“Yup,” Cian said heavily, calling for his mount. “Sorry.”
He directed his horse to follow the undead crowd, all of whom had closed in on Ingomar.
“Bring it on!” Ingomar taunted them, leaping off of her horse. “I ain’t scared ‘o the likes of YOU!”
“Everyone!” Cian shouted over the din, “The prisoner’s escaped. We’ve been duped!”
He locked eyes with Ingomar, who flashed her teeth at him. A divine shield burst into form around her, and green light swirled around her fists. She was clutching her hearthstone.
“Later, suckers!” she laughed, disappearing right as the shield’s protection failed.

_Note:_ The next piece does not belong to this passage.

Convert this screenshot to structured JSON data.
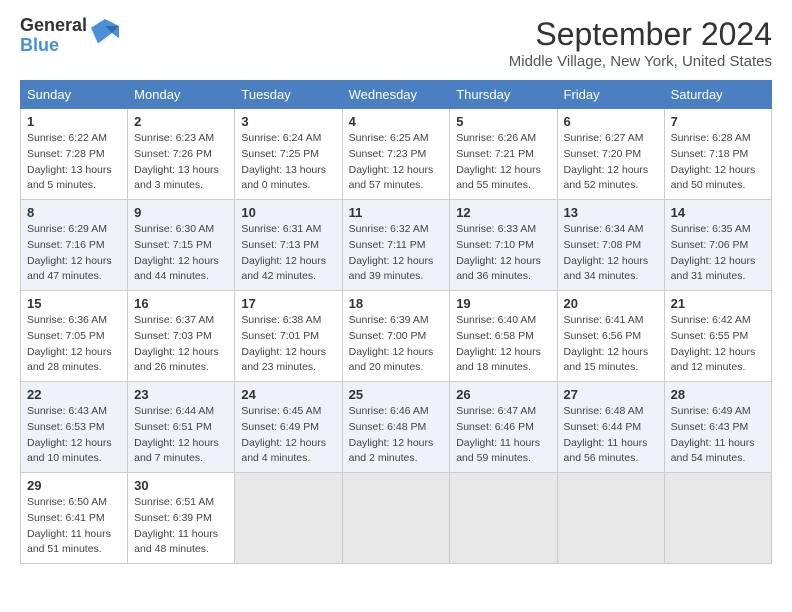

Not wanting to know what the incensed mob would do next, Cian escape as soon as he was able (when he left, a number of Forsaken were viciously attacking the giant effigy). He headed for the border between Silverpine and Tirisfal, where Eulalia and Linnaris waited, with the farmer in tow. Unfortunately, Kesriana and Emily followed him.
“These are your friends?” Kes said. “So you knew what was going to happen?”
“I didn’t, actually,” said Cian. “They didn’t tell me anything.”
“For your own good,” said Linnaris. “We didn’t want to expose you.” She glanced at Kes. “Looks like you did a bang-up job of that one on your own.”
“I didn’t know what you were thinking,” Cian said. To Kes, he added, “Guess you think I’m really a failure now, eh?”
She shrugged. “Actually, I don’t care. I’m just upset you never told me!”
“U-um,” said Emily. “Thank you …” She bowed low before Eulalia and Linnaris. “For savin’ Jake …”
The farmer slid off of Linn’s nightsaber and limped over to Emily. “Hi there, Em.”
She turned away. “Don’t be lookin’ at me, Jake, you know I hate all this. Just get on home, fast as you can.”
He leaned over, his body quaking, though with exhaustion or revulsion, Cian couldn’t tell. Jake kissed the top of his wife’s hair lightly, and murmured something in her ear. Then, he limped back to the nightsaber and climbed up.
“We’d better go,” Eulalia said. “I can sense unhappy zombies coming close.”
“Keep in touch, Cian,” Kesriana said. “Let me know if you spot any of my cousins in Stormwind, so I can send them some vials of poison.”
“Let’s get you back to Brill, honey,” Kes said to Emily, who was staring fixedly at the road. “You can ride on the back of ol’ Flamehoof.”
They parted ways. On the ride to Southshore, Eulalia said, “What did you tell your wife?”
“Euls!” Linnaris said. “What have we said about respecting personal boundaries?”
“S’okay,” Jake said. “I jus’ told her I missed her. I spend every day missin’ her.”
None of them had much to say to that.
A few days after his ordeal, Jacob woke to find a fresh apple pie steaming on his windowsill. He fed the beguiling pastry to his daughters, who lavished praise upon their slices and begged for more.
While in town that afternoon, he thanked Mary Rogers for her gift.
“Hon, it wasn’t me,” she said. “I ain’t hardly broke into them apples.”
Jacob looked west, towards Tirisfal. “Oh.”